Of the 19 dance performers, 7 came from mainland USA and 6 more from Puerto Rico. 5 from Europe (including Calum Cameron from the UK) and one (Divieta Sahajwala) came all the way from India. Only three identified as male. One of the Puerto Rican men, Alexis Cruz (21) performed the title role with outstanding stage presence – reminiscent of a young Carlos Acosta; his strong jumps all accentuated by appropriate equine characteristics.
The group movement was impressively choreographed and there was a lyrical pas de deux for Denis Cabrol and Sahajwala (as Squire Gordon and his wife). Since the wife was dying at the time, one needed some artistic licence to overlook her energy in the duet: both dancers were excellent throughout. Inevitably, with a group that ranged from teenaged students to professional dancers in their 20s, there was mixed ability, but isn't that the case in any company. Kramer and Morgan cast according to strengths and the whole ensemble pulled together excellently in a hybrid dance style that was balletic (although mostly performed in bare feet) and contemporary with accents of commercial, jazz, hip-hop and African fusion.
The performance was prefaced by a brief film that introduced the dancers and cogently explained the principles and process of the project; and despite those initial reservations, I left the Lilian Baylis Theatre with a realisation that these young people had enjoyed an uplifting mutual experience that may help to set them on the course of a professional dance career. And all's well with that! Hopefully, United We Dance International is not a one-project wonder and I wish them well with future fundraising.
Graham Watts is a freelance writer and dance critic. He writes for The Spectator, Tanz, Shinshokan Dance Magazine (Japan), Ballet Magazine (Romania), BachTrack and the Hong Kong International Arts Festival and has previously written for the Sunday Express, Dancing Times, Dance Europe, DanceTabs, London Dance, the Edinburgh International Festival and Pointe magazine (USA). He has also written the biography of Daria Klimentová (The Agony and the Ecstasy) and contributed chapters about the work of Akram Khan to the Oxford Handbook of Contemporary Ballet and on Shobana Jeyasingh for the third edition of Routledge's Fifty Contemporary Choreographers.

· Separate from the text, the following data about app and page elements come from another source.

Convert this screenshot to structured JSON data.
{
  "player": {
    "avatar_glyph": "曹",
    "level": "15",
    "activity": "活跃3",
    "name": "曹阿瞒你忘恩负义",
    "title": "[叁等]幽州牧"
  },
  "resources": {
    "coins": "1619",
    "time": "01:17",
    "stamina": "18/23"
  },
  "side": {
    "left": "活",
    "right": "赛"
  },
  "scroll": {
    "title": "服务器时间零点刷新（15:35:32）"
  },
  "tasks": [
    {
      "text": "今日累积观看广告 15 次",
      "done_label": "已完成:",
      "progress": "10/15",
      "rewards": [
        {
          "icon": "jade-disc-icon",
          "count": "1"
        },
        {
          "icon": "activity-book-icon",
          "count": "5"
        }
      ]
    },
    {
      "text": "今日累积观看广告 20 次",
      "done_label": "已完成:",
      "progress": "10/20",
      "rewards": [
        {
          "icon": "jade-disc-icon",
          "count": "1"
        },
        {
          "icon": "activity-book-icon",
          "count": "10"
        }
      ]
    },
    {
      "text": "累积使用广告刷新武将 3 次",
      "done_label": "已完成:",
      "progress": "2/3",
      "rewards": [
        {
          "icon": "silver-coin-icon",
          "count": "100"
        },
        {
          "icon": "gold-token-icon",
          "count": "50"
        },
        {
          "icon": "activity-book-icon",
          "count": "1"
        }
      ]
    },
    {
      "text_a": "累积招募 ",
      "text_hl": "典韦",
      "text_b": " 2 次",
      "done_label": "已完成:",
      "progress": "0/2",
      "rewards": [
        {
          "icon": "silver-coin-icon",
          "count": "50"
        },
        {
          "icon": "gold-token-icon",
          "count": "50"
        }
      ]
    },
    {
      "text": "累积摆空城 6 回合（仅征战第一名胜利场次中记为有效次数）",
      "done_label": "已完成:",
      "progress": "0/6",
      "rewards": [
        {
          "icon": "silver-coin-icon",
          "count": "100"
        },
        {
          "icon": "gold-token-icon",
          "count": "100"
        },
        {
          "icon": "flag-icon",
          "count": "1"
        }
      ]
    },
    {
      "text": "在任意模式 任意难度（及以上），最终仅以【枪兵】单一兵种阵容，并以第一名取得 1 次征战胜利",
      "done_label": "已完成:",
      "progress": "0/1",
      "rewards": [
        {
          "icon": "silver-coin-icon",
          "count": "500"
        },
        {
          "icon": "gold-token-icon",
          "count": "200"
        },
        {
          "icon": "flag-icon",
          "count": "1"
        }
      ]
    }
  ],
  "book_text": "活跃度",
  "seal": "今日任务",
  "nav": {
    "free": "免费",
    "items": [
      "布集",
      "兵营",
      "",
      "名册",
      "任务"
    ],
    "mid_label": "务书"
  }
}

He is Chairman of the Dance Section of The Critics' Circle and of the UK National Dance Awards and regularly lectures on dance writing and criticism at The Royal Academy of Dance, The Place and (until the war) for Balletristic in Kyiv. He was a nominee for the Dance Writing Award in the 2018 One Dance UK Awards and was appointed OBE in 2008.